In response to controversy over its questionable experimentation on its users, Facebook has announced that it’ll be changing the way it goes about its research.
Earlier this year, Facebook researchers published a study in the Proceedings of the National Academy of Sciences revealing that the social network manipulated the News Feeds of its users to measure their emotional responses. People felt betrayed, if not violated–and academics questioned whether Facebook’s broad data-use policy really qualified as the kind of “informed consent” that is usually the standard for involving humans in research. In June, Virginia Senator Mark Warner asked the Federal Trade Commission to formally investigate the company’s research practices. That same month, the lead author of the study, Adam Krause, published a sorry-not-sorry on his Facebook page and mentioned that Facebook would be reviewing its internal practices.

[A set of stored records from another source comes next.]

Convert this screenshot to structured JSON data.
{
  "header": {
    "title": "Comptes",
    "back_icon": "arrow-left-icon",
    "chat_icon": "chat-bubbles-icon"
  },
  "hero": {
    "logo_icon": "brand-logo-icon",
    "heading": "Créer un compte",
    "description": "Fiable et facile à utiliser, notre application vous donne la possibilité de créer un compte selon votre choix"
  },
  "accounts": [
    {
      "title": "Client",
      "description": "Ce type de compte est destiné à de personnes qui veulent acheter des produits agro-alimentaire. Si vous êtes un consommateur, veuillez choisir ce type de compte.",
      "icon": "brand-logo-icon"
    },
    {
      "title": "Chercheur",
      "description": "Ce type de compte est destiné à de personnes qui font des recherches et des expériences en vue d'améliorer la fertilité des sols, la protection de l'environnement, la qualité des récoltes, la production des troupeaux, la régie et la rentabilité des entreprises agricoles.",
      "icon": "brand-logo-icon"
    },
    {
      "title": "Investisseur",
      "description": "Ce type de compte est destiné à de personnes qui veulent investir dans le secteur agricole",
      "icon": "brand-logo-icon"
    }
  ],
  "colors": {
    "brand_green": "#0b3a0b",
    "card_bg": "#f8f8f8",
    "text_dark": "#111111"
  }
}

On Thursday afternoon, Facebook chief technology officer Mike Schroepfer published a more comprehensive update on the company’s blog in response to the criticism. He listed the ways in which Facebook planned to revise its research practices, including updated guidelines, an internal review panel, new kinds of training, and a website that will post all of the company’s research work. He writes:
“It is clear now that there are things we should have done differently. For example, we should have considered other non-experimental ways to do this research. The research would also have benefited from more extensive review by a wider and more senior group of people. Last, in releasing the study, we failed to communicate clearly why and how we did it.”
There’s clearly more fessing up here than Facebook was willing to do before. And embracing an ethical review board is a step in the right direction. However, as a Microsoft working paper on Facebook’s ethical dilemma noted earlier this year, internal review boards can still make quite a bit of wiggle room for themselves. They’re no guarantee of fair play.
At the same time, questions linger about what it was that made people so angry about the Facebook study in the first place. The emotional trigger might not have been the issue of consent at all, but the possibility that Facebook could use the research to improve its ad targeting and make more money from its users. If that’s the case, Facebook can adjust its research guidelines all it wants, but there’s no way it’s going to turn off the firehose of ad money that is determining its future.